══ Data to examine
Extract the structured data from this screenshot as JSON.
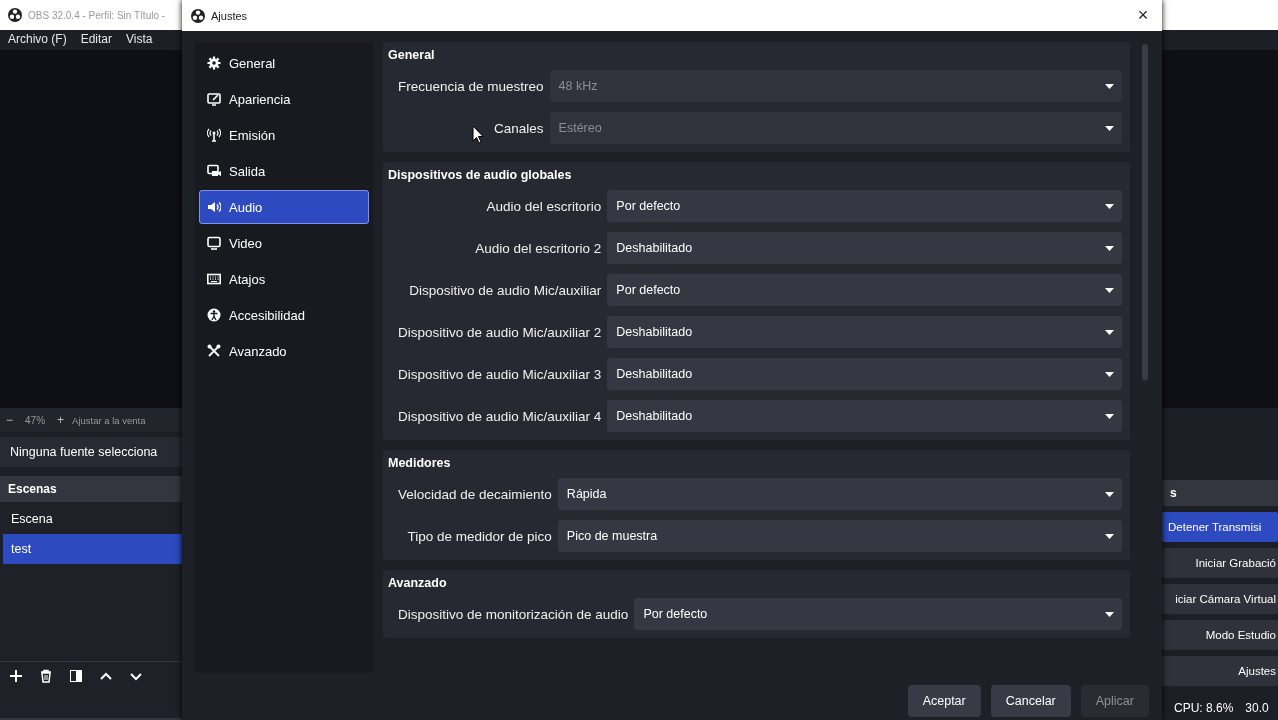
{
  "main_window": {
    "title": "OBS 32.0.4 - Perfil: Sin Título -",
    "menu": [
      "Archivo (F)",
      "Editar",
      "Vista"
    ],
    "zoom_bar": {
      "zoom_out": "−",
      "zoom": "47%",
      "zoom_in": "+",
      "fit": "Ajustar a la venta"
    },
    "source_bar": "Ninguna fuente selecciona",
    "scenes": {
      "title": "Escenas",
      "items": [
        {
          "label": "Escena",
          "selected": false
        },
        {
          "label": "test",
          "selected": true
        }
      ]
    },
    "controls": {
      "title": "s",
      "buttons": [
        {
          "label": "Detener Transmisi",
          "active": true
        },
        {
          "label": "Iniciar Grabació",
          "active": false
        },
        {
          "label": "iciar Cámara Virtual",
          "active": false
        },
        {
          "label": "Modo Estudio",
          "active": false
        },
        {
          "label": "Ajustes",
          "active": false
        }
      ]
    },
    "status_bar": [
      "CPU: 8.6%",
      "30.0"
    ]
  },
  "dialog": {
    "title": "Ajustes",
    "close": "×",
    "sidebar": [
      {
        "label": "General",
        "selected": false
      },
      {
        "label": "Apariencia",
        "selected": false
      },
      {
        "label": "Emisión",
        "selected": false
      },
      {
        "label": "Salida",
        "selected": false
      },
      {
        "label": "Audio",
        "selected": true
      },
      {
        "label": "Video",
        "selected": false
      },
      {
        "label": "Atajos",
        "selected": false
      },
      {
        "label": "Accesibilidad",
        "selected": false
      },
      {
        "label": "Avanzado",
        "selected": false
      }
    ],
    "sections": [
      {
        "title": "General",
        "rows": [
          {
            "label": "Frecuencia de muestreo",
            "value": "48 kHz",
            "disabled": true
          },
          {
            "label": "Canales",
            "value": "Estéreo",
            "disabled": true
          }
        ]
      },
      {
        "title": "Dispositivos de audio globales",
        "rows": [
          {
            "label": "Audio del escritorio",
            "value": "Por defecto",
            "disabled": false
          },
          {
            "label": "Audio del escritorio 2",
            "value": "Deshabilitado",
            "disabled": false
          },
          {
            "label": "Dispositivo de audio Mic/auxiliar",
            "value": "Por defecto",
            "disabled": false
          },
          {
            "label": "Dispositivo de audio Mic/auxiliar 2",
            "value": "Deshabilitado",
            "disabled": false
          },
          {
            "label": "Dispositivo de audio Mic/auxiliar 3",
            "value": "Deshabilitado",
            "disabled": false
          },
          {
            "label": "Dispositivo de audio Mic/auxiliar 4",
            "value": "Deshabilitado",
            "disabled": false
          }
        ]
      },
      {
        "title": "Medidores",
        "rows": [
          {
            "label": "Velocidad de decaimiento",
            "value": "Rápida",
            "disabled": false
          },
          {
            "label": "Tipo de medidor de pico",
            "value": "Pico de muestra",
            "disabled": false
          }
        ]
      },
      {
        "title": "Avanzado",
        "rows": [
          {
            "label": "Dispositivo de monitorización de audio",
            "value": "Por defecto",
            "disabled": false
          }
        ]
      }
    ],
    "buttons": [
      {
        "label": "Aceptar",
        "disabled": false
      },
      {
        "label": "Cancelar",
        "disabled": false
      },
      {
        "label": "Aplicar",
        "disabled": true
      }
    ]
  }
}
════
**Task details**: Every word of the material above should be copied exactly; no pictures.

**Worked solution**:
Extract the structured data from this screenshot as JSON.
{
  "main_window": {
    "title": "OBS 32.0.4 - Perfil: Sin Título -",
    "menu": [
      "Archivo (F)",
      "Editar",
      "Vista"
    ],
    "zoom_bar": {
      "zoom_out": "−",
      "zoom": "47%",
      "zoom_in": "+",
      "fit": "Ajustar a la venta"
    },
    "source_bar": "Ninguna fuente selecciona",
    "scenes": {
      "title": "Escenas",
      "items": [
        {
          "label": "Escena",
          "selected": false
        },
        {
          "label": "test",
          "selected": true
        }
      ]
    },
    "controls": {
      "title": "s",
      "buttons": [
        {
          "label": "Detener Transmisi",
          "active": true
        },
        {
          "label": "Iniciar Grabació",
          "active": false
        },
        {
          "label": "iciar Cámara Virtual",
          "active": false
        },
        {
          "label": "Modo Estudio",
          "active": false
        },
        {
          "label": "Ajustes",
          "active": false
        }
      ]
    },
    "status_bar": [
      "CPU: 8.6%",
      "30.0"
    ]
  },
  "dialog": {
    "title": "Ajustes",
    "close": "×",
    "sidebar": [
      {
        "label": "General",
        "selected": false
      },
      {
        "label": "Apariencia",
        "selected": false
      },
      {
        "label": "Emisión",
        "selected": false
      },
      {
        "label": "Salida",
        "selected": false
      },
      {
        "label": "Audio",
        "selected": true
      },
      {
        "label": "Video",
        "selected": false
      },
      {
        "label": "Atajos",
        "selected": false
      },
      {
        "label": "Accesibilidad",
        "selected": false
      },
      {
        "label": "Avanzado",
        "selected": false
      }
    ],
    "sections": [
      {
        "title": "General",
        "rows": [
          {
            "label": "Frecuencia de muestreo",
            "value": "48 kHz",
            "disabled": true
          },
          {
            "label": "Canales",
            "value": "Estéreo",
            "disabled": true
          }
        ]
      },
      {
        "title": "Dispositivos de audio globales",
        "rows": [
          {
            "label": "Audio del escritorio",
            "value": "Por defecto",
            "disabled": false
          },
          {
            "label": "Audio del escritorio 2",
            "value": "Deshabilitado",
            "disabled": false
          },
          {
            "label": "Dispositivo de audio Mic/auxiliar",
            "value": "Por defecto",
            "disabled": false
          },
          {
            "label": "Dispositivo de audio Mic/auxiliar 2",
            "value": "Deshabilitado",
            "disabled": false
          },
          {
            "label": "Dispositivo de audio Mic/auxiliar 3",
            "value": "Deshabilitado",
            "disabled": false
          },
          {
            "label": "Dispositivo de audio Mic/auxiliar 4",
            "value": "Deshabilitado",
            "disabled": false
          }
        ]
      },
      {
        "title": "Medidores",
        "rows": [
          {
            "label": "Velocidad de decaimiento",
            "value": "Rápida",
            "disabled": false
          },
          {
            "label": "Tipo de medidor de pico",
            "value": "Pico de muestra",
            "disabled": false
          }
        ]
      },
      {
        "title": "Avanzado",
        "rows": [
          {
            "label": "Dispositivo de monitorización de audio",
            "value": "Por defecto",
            "disabled": false
          }
        ]
      }
    ],
    "buttons": [
      {
        "label": "Aceptar",
        "disabled": false
      },
      {
        "label": "Cancelar",
        "disabled": false
      },
      {
        "label": "Aplicar",
        "disabled": true
      }
    ]
  }
}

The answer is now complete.